“Where are you going?”
“We need to leave,” he replied calmly.
“Absolutely not. Please go take your seat in the courtroom so we can count.”
“We don’t need to be here anymore,” he said.
“Sir, please go take your seat,” she said as the police officer also stepped in front of them.
“Hey!” I snapped from the door to the courtroom. “His arraignment date got changed, he doesn’t need to be here. You can’t hold him here; this is a courthouse, not a jail!”
She jabbed a finger in my direction, reprimanding me for being disrespectful. Not long after, however, the officer let the pair out, and a tense quiet settled back over the courthouse as we waited for everyone else to be let in.
By the time everyone had settled in, we had changed our strategy. Instead of pleading guilty and refusing our fines, we would all plead not guilty. I glared at the back of the chair in front of me as everyone went up, one by one. Something didn’t seem right. How could we know for sure they had taken away the jail option? The district attorney had left after Salamendra’s case, and he wasn’t here to breath down Judge Berry’s neck anymore. I stood and went over to stand next to Steingraber, who was in the midst of conversation with another person.
“I think we should have one person plead guilty, just to see what happens,” she said as I approached, her eyes sliding knowingly to mine.
“I’ll do it,” I said. If I could break through and get to jail tonight, it would be big news.
After Barry read me my rights, I pressed him to tell me what my penalty would be if I plead guilty, but he would only say that the options were numerous. At our past few arraignments, the option was quite clear. If you didn’t pay the fine, you would go to jail.
His refusal to tell me what he would do to me did not deter me. I informed him that I was pleading guilty, and that I would not be paying any fine. He gave me the opportunity to give a statement.
“Your honor, I committed the act of trespass to protect Seneca Lake. I did this peacefully and with love. New York’s penal code does not offer guidance on how to sentence someone who commits trespass peacefully and with moral purpose. That is up to you.
You have said many times in this courtroom how much the law means to you. I think if you truly believe the justice system you are upholding in this court is good for American citizens, then my actions have been harmful to society and should be treated as such.
However, if you think the circumstances surrounding my arrest separate me from normal trespass cases, I have a different proposal for you. I ask you to serve our community and bring Crestwood executives forward to stand trial.”
I went on to tell him about Crestwood’s damning 10K report and the potential violations of the Reading land use law. He sat back in his chair when I read off these facts, bringing his hand up to his face as he watched me.
After I finished my statement, he stared at me for a moment before saying;
“I am postponing your sentencing until January 21st. I’d like to take some time to think about what you’ve told me.”
I tried to object, but he wouldn’t have any of it. I handed over the “Information” folder I had prepared — some reading material to supplement his thinking time.

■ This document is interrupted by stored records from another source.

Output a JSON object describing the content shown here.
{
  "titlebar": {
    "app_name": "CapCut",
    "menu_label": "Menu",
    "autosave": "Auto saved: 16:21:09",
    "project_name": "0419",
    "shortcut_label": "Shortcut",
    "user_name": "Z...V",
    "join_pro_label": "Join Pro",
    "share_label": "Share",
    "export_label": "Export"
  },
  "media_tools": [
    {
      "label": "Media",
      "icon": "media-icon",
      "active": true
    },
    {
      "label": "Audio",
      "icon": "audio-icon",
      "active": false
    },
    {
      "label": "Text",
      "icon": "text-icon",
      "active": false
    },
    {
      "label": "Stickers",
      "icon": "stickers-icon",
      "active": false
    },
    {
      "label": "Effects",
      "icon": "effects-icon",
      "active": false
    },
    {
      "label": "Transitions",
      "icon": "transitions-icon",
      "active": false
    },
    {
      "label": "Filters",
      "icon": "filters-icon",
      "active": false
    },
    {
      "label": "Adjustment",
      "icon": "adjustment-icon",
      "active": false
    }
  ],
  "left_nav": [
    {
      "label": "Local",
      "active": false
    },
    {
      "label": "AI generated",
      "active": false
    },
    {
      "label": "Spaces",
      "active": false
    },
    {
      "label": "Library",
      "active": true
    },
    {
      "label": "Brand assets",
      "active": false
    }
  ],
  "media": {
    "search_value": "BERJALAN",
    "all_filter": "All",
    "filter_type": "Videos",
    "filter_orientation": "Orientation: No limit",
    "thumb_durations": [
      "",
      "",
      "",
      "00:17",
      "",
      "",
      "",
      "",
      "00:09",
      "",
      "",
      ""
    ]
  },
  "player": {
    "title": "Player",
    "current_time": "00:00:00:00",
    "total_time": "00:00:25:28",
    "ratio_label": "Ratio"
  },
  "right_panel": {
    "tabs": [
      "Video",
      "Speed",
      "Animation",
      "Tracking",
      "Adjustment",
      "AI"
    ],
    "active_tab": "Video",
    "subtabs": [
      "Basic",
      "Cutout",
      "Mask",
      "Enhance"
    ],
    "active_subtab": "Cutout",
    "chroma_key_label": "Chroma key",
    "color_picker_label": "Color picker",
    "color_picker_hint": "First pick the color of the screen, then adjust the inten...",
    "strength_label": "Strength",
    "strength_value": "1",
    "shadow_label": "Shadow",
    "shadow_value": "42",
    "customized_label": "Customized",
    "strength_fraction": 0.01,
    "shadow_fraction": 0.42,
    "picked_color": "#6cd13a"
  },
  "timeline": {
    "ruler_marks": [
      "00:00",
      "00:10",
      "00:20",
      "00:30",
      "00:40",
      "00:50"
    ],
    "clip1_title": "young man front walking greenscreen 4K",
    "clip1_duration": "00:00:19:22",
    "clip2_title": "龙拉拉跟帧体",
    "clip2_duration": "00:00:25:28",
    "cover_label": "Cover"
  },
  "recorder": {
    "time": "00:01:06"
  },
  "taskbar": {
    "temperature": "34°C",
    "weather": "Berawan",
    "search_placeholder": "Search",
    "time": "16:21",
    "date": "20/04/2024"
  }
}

When I left the stand people smiled at me and put their hands on my shoulders and hugged me, telling me I did I great job and that I had really gotten to him.
Me, I’m not convinced. I think Barry found a way to keep me out of jail while making it seem like he had listened to me. He was still taking his orders from Fazarry.
What I do know is that Schuyler County officials are becoming concerned enough to strategize behind closed doors, and they’re becoming desperate enough to make a huge mistake like taking away our constitutional rights.
“First they ignore you, then they laugh at you, then they fight you, then you win.” —Mohandas Gandhi
They are fighting back now, so it looks like we’re on track to win.
**Note: All quotes in this post are based on my memory of the night’s proceedings, not recordings or notes. My statement to the judge was pre-prepared, so I was able to pull an accurate quote from it for this blog post.
The original version of this blog post stated that District Attorney Joseph Fazarry was the one directing Judge Berry. I have corrected the post to state that it was in fact Assistant District Attorney John Tunney who was present that night.